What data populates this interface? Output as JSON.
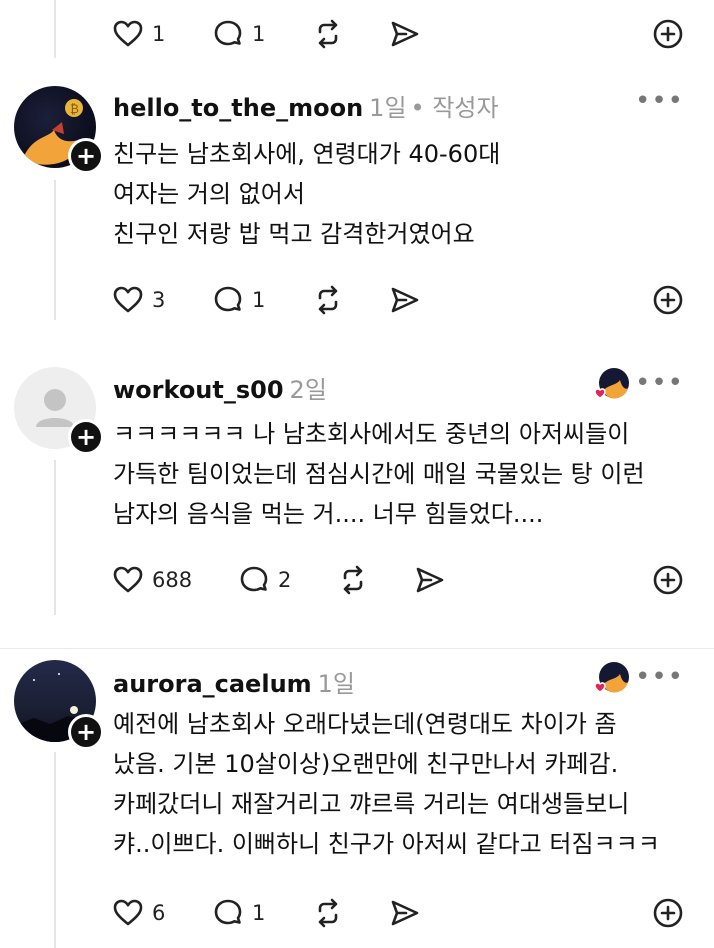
{
  "top_actions": {
    "likes": "1",
    "replies": "1"
  },
  "comments": [
    {
      "username": "hello_to_the_moon",
      "time": "1일",
      "badge": "• 작성자",
      "text": "친구는 남초회사에, 연령대가 40-60대\n여자는 거의 없어서\n친구인 저랑 밥 먹고 감격한거였어요",
      "likes": "3",
      "replies": "1"
    },
    {
      "username": "workout_s00",
      "time": "2일",
      "text": "ㅋㅋㅋㅋㅋㅋ 나 남초회사에서도 중년의 아저씨들이\n가득한 팀이었는데 점심시간에 매일 국물있는 탕 이런\n남자의 음식을 먹는 거.... 너무 힘들었다....",
      "likes": "688",
      "replies": "2"
    },
    {
      "username": "aurora_caelum",
      "time": "1일",
      "text": "예전에 남초회사 오래다녔는데(연령대도 차이가 좀\n났음. 기본 10살이상)오랜만에 친구만나서 카페감.\n카페갔더니 재잘거리고 꺄르륵 거리는 여대생들보니\n캬..이쁘다. 이뻐하니 친구가 아저씨 같다고 터짐ㅋㅋㅋ",
      "likes": "6",
      "replies": "1"
    }
  ],
  "icons": {
    "like": "heart-icon",
    "reply": "comment-bubble-icon",
    "repost": "repost-icon",
    "share": "send-icon",
    "more": "more-dots-icon",
    "follow": "plus-icon"
  },
  "colors": {
    "text": "#111111",
    "meta": "#999999",
    "divider": "#e9e9e9",
    "liked": "#e0245e"
  }
}
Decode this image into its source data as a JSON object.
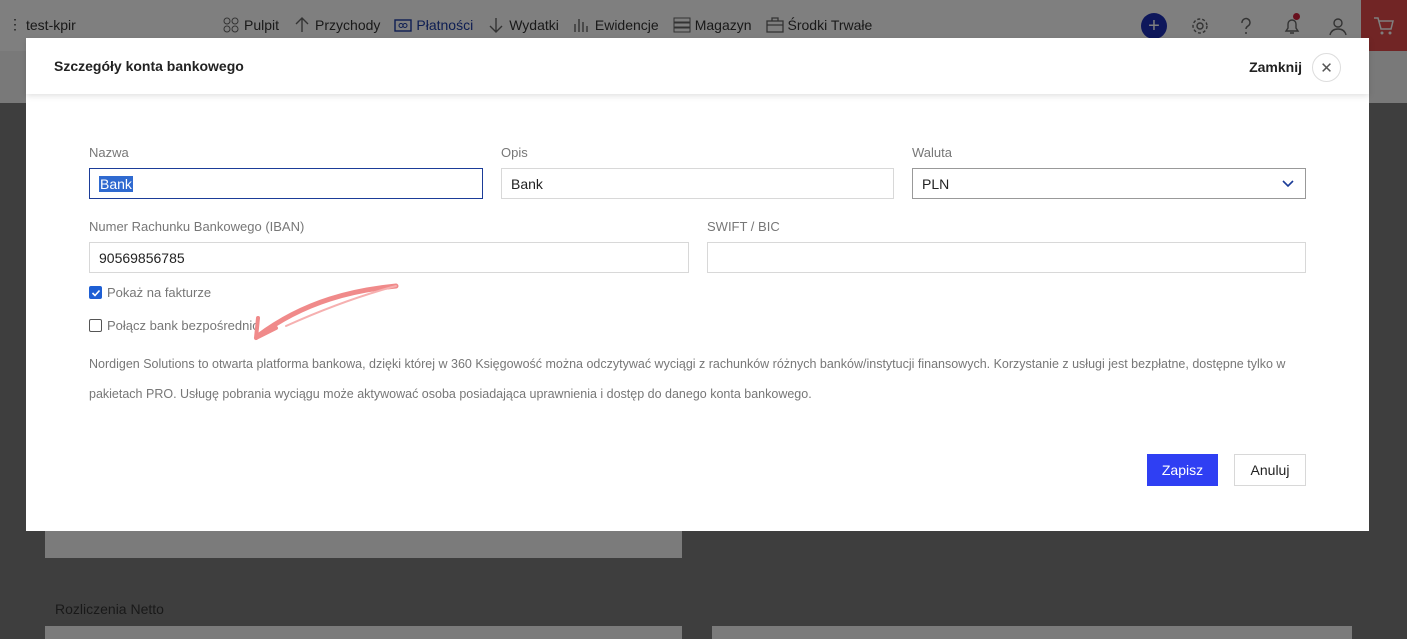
{
  "topbar": {
    "app_name": "test-kpir",
    "nav": [
      {
        "label": "Pulpit",
        "icon": "dashboard-icon"
      },
      {
        "label": "Przychody",
        "icon": "arrow-up-icon"
      },
      {
        "label": "Płatności",
        "icon": "payment-icon"
      },
      {
        "label": "Wydatki",
        "icon": "arrow-down-icon"
      },
      {
        "label": "Ewidencje",
        "icon": "chart-icon"
      },
      {
        "label": "Magazyn",
        "icon": "warehouse-icon"
      },
      {
        "label": "Środki Trwałe",
        "icon": "briefcase-icon"
      }
    ]
  },
  "background": {
    "section_label": "Rozliczenia Netto"
  },
  "modal": {
    "title": "Szczegóły konta bankowego",
    "close_label": "Zamknij",
    "fields": {
      "name_label": "Nazwa",
      "name_value": "Bank",
      "description_label": "Opis",
      "description_value": "Bank",
      "currency_label": "Waluta",
      "currency_value": "PLN",
      "iban_label": "Numer Rachunku Bankowego (IBAN)",
      "iban_value": "90569856785",
      "swift_label": "SWIFT / BIC",
      "swift_value": ""
    },
    "show_on_invoice_label": "Pokaż na fakturze",
    "show_on_invoice_checked": true,
    "connect_bank_label": "Połącz bank bezpośrednio",
    "connect_bank_checked": false,
    "info_text": "Nordigen Solutions to otwarta platforma bankowa, dzięki której w 360 Księgowość można odczytywać wyciągi z rachunków różnych banków/instytucji finansowych. Korzystanie z usługi jest bezpłatne, dostępne tylko w pakietach PRO. Usługę pobrania wyciągu może aktywować osoba posiadająca uprawnienia i dostęp do danego konta bankowego.",
    "save_label": "Zapisz",
    "cancel_label": "Anuluj"
  },
  "colors": {
    "primary": "#2f3ff3",
    "accent_red": "#e34b4b",
    "annotation_arrow": "#f08a8a"
  }
}
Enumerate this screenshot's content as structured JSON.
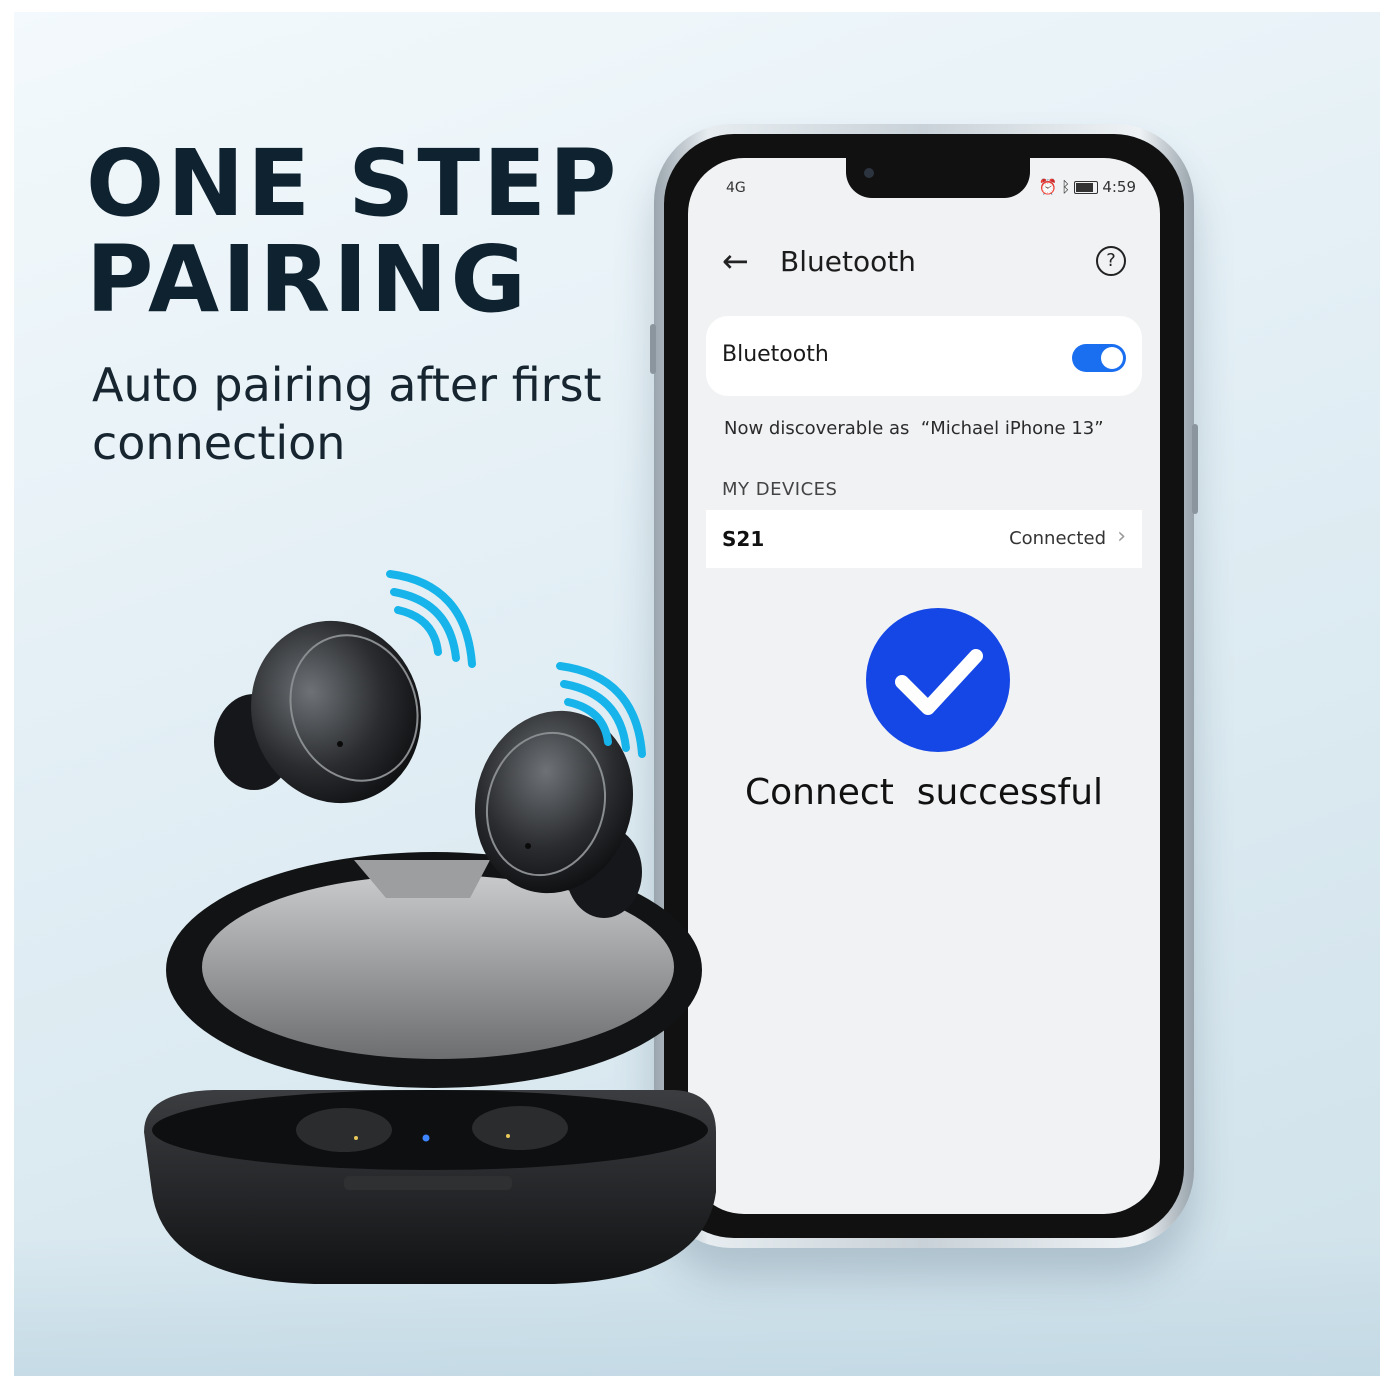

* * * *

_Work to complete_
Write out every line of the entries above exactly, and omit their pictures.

_Result of the exercise_
What data populates this interface? Output as JSON.
{
  "top_actions": {
    "likes": "1",
    "replies": "1"
  },
  "comments": [
    {
      "username": "hello_to_the_moon",
      "time": "1일",
      "badge": "• 작성자",
      "text": "친구는 남초회사에, 연령대가 40-60대\n여자는 거의 없어서\n친구인 저랑 밥 먹고 감격한거였어요",
      "likes": "3",
      "replies": "1"
    },
    {
      "username": "workout_s00",
      "time": "2일",
      "text": "ㅋㅋㅋㅋㅋㅋ 나 남초회사에서도 중년의 아저씨들이\n가득한 팀이었는데 점심시간에 매일 국물있는 탕 이런\n남자의 음식을 먹는 거.... 너무 힘들었다....",
      "likes": "688",
      "replies": "2"
    },
    {
      "username": "aurora_caelum",
      "time": "1일",
      "text": "예전에 남초회사 오래다녔는데(연령대도 차이가 좀\n났음. 기본 10살이상)오랜만에 친구만나서 카페감.\n카페갔더니 재잘거리고 꺄르륵 거리는 여대생들보니\n캬..이쁘다. 이뻐하니 친구가 아저씨 같다고 터짐ㅋㅋㅋ",
      "likes": "6",
      "replies": "1"
    }
  ],
  "icons": {
    "like": "heart-icon",
    "reply": "comment-bubble-icon",
    "repost": "repost-icon",
    "share": "send-icon",
    "more": "more-dots-icon",
    "follow": "plus-icon"
  },
  "colors": {
    "text": "#111111",
    "meta": "#999999",
    "divider": "#e9e9e9",
    "liked": "#e0245e"
  }
}
Decode this image into its source data as a JSON object.
{
  "topbar": {
    "app_name": "test-kpir",
    "nav": [
      {
        "label": "Pulpit",
        "icon": "dashboard-icon"
      },
      {
        "label": "Przychody",
        "icon": "arrow-up-icon"
      },
      {
        "label": "Płatności",
        "icon": "payment-icon"
      },
      {
        "label": "Wydatki",
        "icon": "arrow-down-icon"
      },
      {
        "label": "Ewidencje",
        "icon": "chart-icon"
      },
      {
        "label": "Magazyn",
        "icon": "warehouse-icon"
      },
      {
        "label": "Środki Trwałe",
        "icon": "briefcase-icon"
      }
    ]
  },
  "background": {
    "section_label": "Rozliczenia Netto"
  },
  "modal": {
    "title": "Szczegóły konta bankowego",
    "close_label": "Zamknij",
    "fields": {
      "name_label": "Nazwa",
      "name_value": "Bank",
      "description_label": "Opis",
      "description_value": "Bank",
      "currency_label": "Waluta",
      "currency_value": "PLN",
      "iban_label": "Numer Rachunku Bankowego (IBAN)",
      "iban_value": "90569856785",
      "swift_label": "SWIFT / BIC",
      "swift_value": ""
    },
    "show_on_invoice_label": "Pokaż na fakturze",
    "show_on_invoice_checked": true,
    "connect_bank_label": "Połącz bank bezpośrednio",
    "connect_bank_checked": false,
    "info_text": "Nordigen Solutions to otwarta platforma bankowa, dzięki której w 360 Księgowość można odczytywać wyciągi z rachunków różnych banków/instytucji finansowych. Korzystanie z usługi jest bezpłatne, dostępne tylko w pakietach PRO. Usługę pobrania wyciągu może aktywować osoba posiadająca uprawnienia i dostęp do danego konta bankowego.",
    "save_label": "Zapisz",
    "cancel_label": "Anuluj"
  },
  "colors": {
    "primary": "#2f3ff3",
    "accent_red": "#e34b4b",
    "annotation_arrow": "#f08a8a"
  }
}
Enumerate this screenshot's content as structured JSON.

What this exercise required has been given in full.